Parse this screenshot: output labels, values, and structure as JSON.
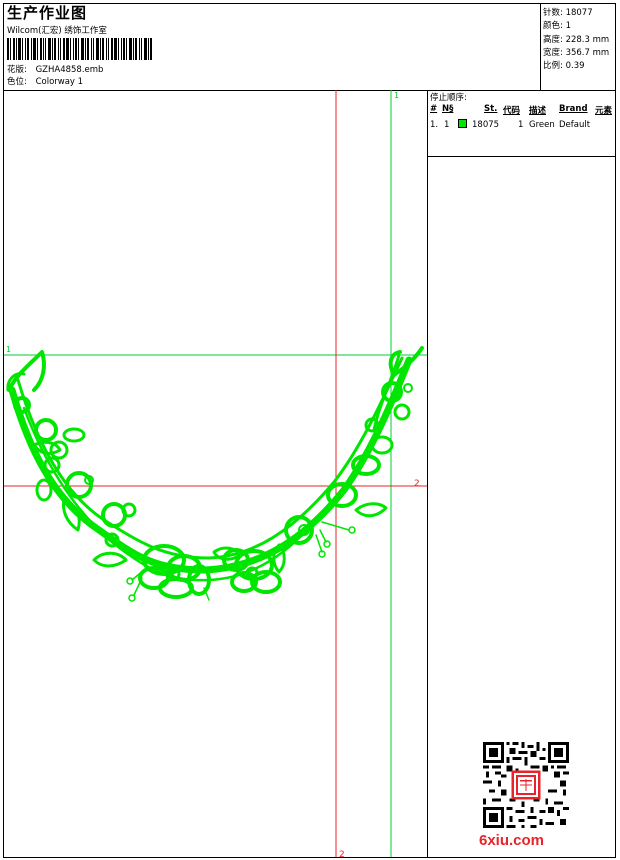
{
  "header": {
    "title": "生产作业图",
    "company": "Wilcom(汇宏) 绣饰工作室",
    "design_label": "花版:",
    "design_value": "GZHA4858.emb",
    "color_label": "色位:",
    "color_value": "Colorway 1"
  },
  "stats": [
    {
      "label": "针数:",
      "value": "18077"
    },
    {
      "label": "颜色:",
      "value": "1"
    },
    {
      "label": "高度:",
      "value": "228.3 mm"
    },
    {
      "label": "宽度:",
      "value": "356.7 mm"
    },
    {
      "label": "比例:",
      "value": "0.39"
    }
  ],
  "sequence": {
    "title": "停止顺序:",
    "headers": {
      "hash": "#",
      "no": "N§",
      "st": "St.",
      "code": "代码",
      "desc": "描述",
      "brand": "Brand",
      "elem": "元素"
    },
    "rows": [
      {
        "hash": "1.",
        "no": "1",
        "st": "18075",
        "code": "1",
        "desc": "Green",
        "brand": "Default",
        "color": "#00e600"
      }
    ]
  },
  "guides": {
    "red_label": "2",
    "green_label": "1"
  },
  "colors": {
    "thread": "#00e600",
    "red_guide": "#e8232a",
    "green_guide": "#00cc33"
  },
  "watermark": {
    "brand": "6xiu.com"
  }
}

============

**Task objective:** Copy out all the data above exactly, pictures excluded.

**Task output:**
Parse this screenshot: output labels, values, and structure as JSON.
{
  "header": {
    "title": "生产作业图",
    "company": "Wilcom(汇宏) 绣饰工作室",
    "design_label": "花版:",
    "design_value": "GZHA4858.emb",
    "color_label": "色位:",
    "color_value": "Colorway 1"
  },
  "stats": [
    {
      "label": "针数:",
      "value": "18077"
    },
    {
      "label": "颜色:",
      "value": "1"
    },
    {
      "label": "高度:",
      "value": "228.3 mm"
    },
    {
      "label": "宽度:",
      "value": "356.7 mm"
    },
    {
      "label": "比例:",
      "value": "0.39"
    }
  ],
  "sequence": {
    "title": "停止顺序:",
    "headers": {
      "hash": "#",
      "no": "N§",
      "st": "St.",
      "code": "代码",
      "desc": "描述",
      "brand": "Brand",
      "elem": "元素"
    },
    "rows": [
      {
        "hash": "1.",
        "no": "1",
        "st": "18075",
        "code": "1",
        "desc": "Green",
        "brand": "Default",
        "color": "#00e600"
      }
    ]
  },
  "guides": {
    "red_label": "2",
    "green_label": "1"
  },
  "colors": {
    "thread": "#00e600",
    "red_guide": "#e8232a",
    "green_guide": "#00cc33"
  },
  "watermark": {
    "brand": "6xiu.com"
  }
}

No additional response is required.